Examine the output of /opt/ipf/bin/ipmon -a I based upon a telnet session against a host running earlier port scan against the network appliance, like security policy covered above:

13/08/2000 21:11:54.378242  \
   le0 @0:1 b,1025 -> \,23 PR tcp len 20 60 -S IN
As shown, the date, time, and interface are recorded, as well as the interface (le0). The @0:1 identifies the group (0), and 1 identifies the rule number in the particular pass or block rules. This is a block rule, as shown by the b, which follows the @0:1. This means this rule was the first rule that blocks and logs the traffic. The,1025 is the source address and the destination, and the,23 is the destination address and port (23 = telnet). The length of the payload (20) and the packet (60) follows. Since this is a TCP packet, the final field is the flags that are set.

I've not covered all the logging possibilities here, so consult the man page for ipmon (man -s 8 ipmon) -- it does a very good job of documenting the logging functions.


Although ipf rule base takes some getting used to, its excellent configuration file support, flexibility in filtering points in the routing process, strong logging support, and wide flavors of UNIX support, make it a good tool to add to your net admin tool box. If you support security administration across multiple flavors of UNIX, you probably won't find a better cross-platform packet filter.

About the Author

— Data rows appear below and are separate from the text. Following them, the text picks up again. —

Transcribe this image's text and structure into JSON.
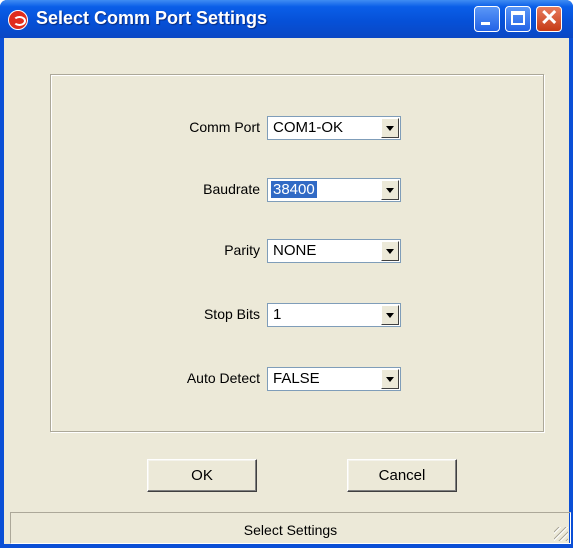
{
  "window": {
    "title": "Select Comm Port Settings"
  },
  "fields": [
    {
      "label": "Comm Port",
      "value": "COM1-OK",
      "selected": false
    },
    {
      "label": "Baudrate",
      "value": "38400",
      "selected": true
    },
    {
      "label": "Parity",
      "value": "NONE",
      "selected": false
    },
    {
      "label": "Stop Bits",
      "value": "1",
      "selected": false
    },
    {
      "label": "Auto Detect",
      "value": "FALSE",
      "selected": false
    }
  ],
  "buttons": {
    "ok": "OK",
    "cancel": "Cancel"
  },
  "status": {
    "text": "Select Settings"
  },
  "colors": {
    "titlebar": "#0651d8",
    "selection": "#316ac5",
    "face": "#ece9d8"
  },
  "icons": {
    "app": "app-icon",
    "minimize": "minimize-icon",
    "maximize": "maximize-icon",
    "close": "close-icon",
    "dropdown": "chevron-down-icon"
  }
}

Ronald McCarty received his bachelor's degree in Computer and Information Systems at the University of Maryland's international campus at Schwaebisch Gmuend, Germany. After completing his degree, Ronald McCarty started his network career as network administrator at the Schwaebisch Gmuend campus. Ronald McCarty works for Lucent Technologies as a senior systems engineer on a customer team responsible for a major telecommunications carrier. He spends his free time with his two best friends in the world: his daughter, Janice, and his wife, Claudia. Ron can be reached at: